## EXERCISE
Please set down every record exactly as it appears below.

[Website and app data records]
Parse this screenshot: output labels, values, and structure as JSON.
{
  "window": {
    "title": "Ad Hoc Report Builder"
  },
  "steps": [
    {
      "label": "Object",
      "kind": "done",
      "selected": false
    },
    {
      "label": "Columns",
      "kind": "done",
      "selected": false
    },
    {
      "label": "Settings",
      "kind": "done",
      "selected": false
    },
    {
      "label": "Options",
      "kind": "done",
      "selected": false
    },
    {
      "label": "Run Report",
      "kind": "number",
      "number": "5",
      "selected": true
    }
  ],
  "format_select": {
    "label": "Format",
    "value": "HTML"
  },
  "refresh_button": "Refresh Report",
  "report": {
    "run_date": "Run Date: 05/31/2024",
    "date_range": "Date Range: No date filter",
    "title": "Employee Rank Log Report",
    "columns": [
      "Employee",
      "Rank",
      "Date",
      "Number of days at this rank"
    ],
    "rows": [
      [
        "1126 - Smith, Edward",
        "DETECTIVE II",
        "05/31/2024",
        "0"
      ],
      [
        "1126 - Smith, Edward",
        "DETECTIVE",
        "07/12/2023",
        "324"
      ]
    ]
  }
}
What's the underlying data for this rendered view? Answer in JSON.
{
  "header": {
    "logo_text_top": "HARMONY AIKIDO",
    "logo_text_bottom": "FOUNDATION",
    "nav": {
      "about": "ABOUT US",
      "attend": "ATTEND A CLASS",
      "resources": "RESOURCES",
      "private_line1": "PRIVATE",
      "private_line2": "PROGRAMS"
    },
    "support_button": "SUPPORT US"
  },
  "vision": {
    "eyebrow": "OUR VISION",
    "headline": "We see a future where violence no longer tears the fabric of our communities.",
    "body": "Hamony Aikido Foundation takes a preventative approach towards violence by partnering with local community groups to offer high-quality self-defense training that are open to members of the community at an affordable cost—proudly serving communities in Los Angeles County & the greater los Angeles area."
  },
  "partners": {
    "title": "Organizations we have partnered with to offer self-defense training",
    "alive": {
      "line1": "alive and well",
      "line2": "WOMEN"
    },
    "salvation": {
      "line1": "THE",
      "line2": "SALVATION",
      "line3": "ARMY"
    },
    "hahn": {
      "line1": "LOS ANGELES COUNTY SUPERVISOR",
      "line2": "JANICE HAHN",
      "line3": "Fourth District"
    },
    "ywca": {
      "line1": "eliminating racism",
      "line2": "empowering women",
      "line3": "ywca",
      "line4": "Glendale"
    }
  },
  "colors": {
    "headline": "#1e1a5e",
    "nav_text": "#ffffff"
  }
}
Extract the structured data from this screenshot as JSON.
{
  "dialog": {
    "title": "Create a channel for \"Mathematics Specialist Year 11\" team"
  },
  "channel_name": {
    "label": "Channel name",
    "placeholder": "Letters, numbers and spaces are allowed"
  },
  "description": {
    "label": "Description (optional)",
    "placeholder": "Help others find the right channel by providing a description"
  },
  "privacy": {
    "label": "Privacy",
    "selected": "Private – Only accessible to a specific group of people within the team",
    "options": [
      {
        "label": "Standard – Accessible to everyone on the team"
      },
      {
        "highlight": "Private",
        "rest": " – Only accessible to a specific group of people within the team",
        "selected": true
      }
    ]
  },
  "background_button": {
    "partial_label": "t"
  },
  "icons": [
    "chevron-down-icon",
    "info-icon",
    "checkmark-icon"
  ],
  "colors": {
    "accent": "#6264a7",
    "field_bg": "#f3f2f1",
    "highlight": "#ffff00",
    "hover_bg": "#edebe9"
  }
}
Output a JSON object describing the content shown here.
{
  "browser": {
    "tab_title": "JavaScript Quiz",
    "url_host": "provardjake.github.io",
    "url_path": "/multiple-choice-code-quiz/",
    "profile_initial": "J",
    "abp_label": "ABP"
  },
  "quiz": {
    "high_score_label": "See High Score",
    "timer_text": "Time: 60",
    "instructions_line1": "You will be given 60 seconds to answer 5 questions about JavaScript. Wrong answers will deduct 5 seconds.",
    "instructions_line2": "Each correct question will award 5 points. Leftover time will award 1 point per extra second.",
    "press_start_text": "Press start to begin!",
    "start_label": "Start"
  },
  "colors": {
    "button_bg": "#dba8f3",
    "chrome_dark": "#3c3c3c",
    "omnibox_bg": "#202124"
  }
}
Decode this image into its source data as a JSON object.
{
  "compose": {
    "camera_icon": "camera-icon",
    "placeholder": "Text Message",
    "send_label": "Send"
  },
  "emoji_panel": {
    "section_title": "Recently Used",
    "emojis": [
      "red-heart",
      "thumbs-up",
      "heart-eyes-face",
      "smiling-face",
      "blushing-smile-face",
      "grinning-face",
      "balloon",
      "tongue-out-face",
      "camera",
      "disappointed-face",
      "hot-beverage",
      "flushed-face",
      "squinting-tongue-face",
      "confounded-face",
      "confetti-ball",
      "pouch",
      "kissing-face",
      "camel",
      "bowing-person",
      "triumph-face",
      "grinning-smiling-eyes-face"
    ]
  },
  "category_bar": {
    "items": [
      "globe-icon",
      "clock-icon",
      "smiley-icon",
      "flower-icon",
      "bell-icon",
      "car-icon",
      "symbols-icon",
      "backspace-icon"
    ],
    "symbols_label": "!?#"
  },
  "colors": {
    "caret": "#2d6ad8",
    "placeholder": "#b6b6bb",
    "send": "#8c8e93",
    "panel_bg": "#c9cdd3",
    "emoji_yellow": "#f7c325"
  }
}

## FINAL ANSWER
Parse this screenshot: output labels, values, and structure as JSON.
{
  "window": {
    "title": "Ad Hoc Report Builder"
  },
  "steps": [
    {
      "label": "Object",
      "kind": "done",
      "selected": false
    },
    {
      "label": "Columns",
      "kind": "done",
      "selected": false
    },
    {
      "label": "Settings",
      "kind": "done",
      "selected": false
    },
    {
      "label": "Options",
      "kind": "done",
      "selected": false
    },
    {
      "label": "Run Report",
      "kind": "number",
      "number": "5",
      "selected": true
    }
  ],
  "format_select": {
    "label": "Format",
    "value": "HTML"
  },
  "refresh_button": "Refresh Report",
  "report": {
    "run_date": "Run Date: 05/31/2024",
    "date_range": "Date Range: No date filter",
    "title": "Employee Rank Log Report",
    "columns": [
      "Employee",
      "Rank",
      "Date",
      "Number of days at this rank"
    ],
    "rows": [
      [
        "1126 - Smith, Edward",
        "DETECTIVE II",
        "05/31/2024",
        "0"
      ],
      [
        "1126 - Smith, Edward",
        "DETECTIVE",
        "07/12/2023",
        "324"
      ]
    ]
  }
}
What's the underlying data for this rendered view? Answer in JSON.
{
  "header": {
    "logo_text_top": "HARMONY AIKIDO",
    "logo_text_bottom": "FOUNDATION",
    "nav": {
      "about": "ABOUT US",
      "attend": "ATTEND A CLASS",
      "resources": "RESOURCES",
      "private_line1": "PRIVATE",
      "private_line2": "PROGRAMS"
    },
    "support_button": "SUPPORT US"
  },
  "vision": {
    "eyebrow": "OUR VISION",
    "headline": "We see a future where violence no longer tears the fabric of our communities.",
    "body": "Hamony Aikido Foundation takes a preventative approach towards violence by partnering with local community groups to offer high-quality self-defense training that are open to members of the community at an affordable cost—proudly serving communities in Los Angeles County & the greater los Angeles area."
  },
  "partners": {
    "title": "Organizations we have partnered with to offer self-defense training",
    "alive": {
      "line1": "alive and well",
      "line2": "WOMEN"
    },
    "salvation": {
      "line1": "THE",
      "line2": "SALVATION",
      "line3": "ARMY"
    },
    "hahn": {
      "line1": "LOS ANGELES COUNTY SUPERVISOR",
      "line2": "JANICE HAHN",
      "line3": "Fourth District"
    },
    "ywca": {
      "line1": "eliminating racism",
      "line2": "empowering women",
      "line3": "ywca",
      "line4": "Glendale"
    }
  },
  "colors": {
    "headline": "#1e1a5e",
    "nav_text": "#ffffff"
  }
}
Extract the structured data from this screenshot as JSON.
{
  "dialog": {
    "title": "Create a channel for \"Mathematics Specialist Year 11\" team"
  },
  "channel_name": {
    "label": "Channel name",
    "placeholder": "Letters, numbers and spaces are allowed"
  },
  "description": {
    "label": "Description (optional)",
    "placeholder": "Help others find the right channel by providing a description"
  },
  "privacy": {
    "label": "Privacy",
    "selected": "Private – Only accessible to a specific group of people within the team",
    "options": [
      {
        "label": "Standard – Accessible to everyone on the team"
      },
      {
        "highlight": "Private",
        "rest": " – Only accessible to a specific group of people within the team",
        "selected": true
      }
    ]
  },
  "background_button": {
    "partial_label": "t"
  },
  "icons": [
    "chevron-down-icon",
    "info-icon",
    "checkmark-icon"
  ],
  "colors": {
    "accent": "#6264a7",
    "field_bg": "#f3f2f1",
    "highlight": "#ffff00",
    "hover_bg": "#edebe9"
  }
}
Output a JSON object describing the content shown here.
{
  "browser": {
    "tab_title": "JavaScript Quiz",
    "url_host": "provardjake.github.io",
    "url_path": "/multiple-choice-code-quiz/",
    "profile_initial": "J",
    "abp_label": "ABP"
  },
  "quiz": {
    "high_score_label": "See High Score",
    "timer_text": "Time: 60",
    "instructions_line1": "You will be given 60 seconds to answer 5 questions about JavaScript. Wrong answers will deduct 5 seconds.",
    "instructions_line2": "Each correct question will award 5 points. Leftover time will award 1 point per extra second.",
    "press_start_text": "Press start to begin!",
    "start_label": "Start"
  },
  "colors": {
    "button_bg": "#dba8f3",
    "chrome_dark": "#3c3c3c",
    "omnibox_bg": "#202124"
  }
}
Decode this image into its source data as a JSON object.
{
  "compose": {
    "camera_icon": "camera-icon",
    "placeholder": "Text Message",
    "send_label": "Send"
  },
  "emoji_panel": {
    "section_title": "Recently Used",
    "emojis": [
      "red-heart",
      "thumbs-up",
      "heart-eyes-face",
      "smiling-face",
      "blushing-smile-face",
      "grinning-face",
      "balloon",
      "tongue-out-face",
      "camera",
      "disappointed-face",
      "hot-beverage",
      "flushed-face",
      "squinting-tongue-face",
      "confounded-face",
      "confetti-ball",
      "pouch",
      "kissing-face",
      "camel",
      "bowing-person",
      "triumph-face",
      "grinning-smiling-eyes-face"
    ]
  },
  "category_bar": {
    "items": [
      "globe-icon",
      "clock-icon",
      "smiley-icon",
      "flower-icon",
      "bell-icon",
      "car-icon",
      "symbols-icon",
      "backspace-icon"
    ],
    "symbols_label": "!?#"
  },
  "colors": {
    "caret": "#2d6ad8",
    "placeholder": "#b6b6bb",
    "send": "#8c8e93",
    "panel_bg": "#c9cdd3",
    "emoji_yellow": "#f7c325"
  }
}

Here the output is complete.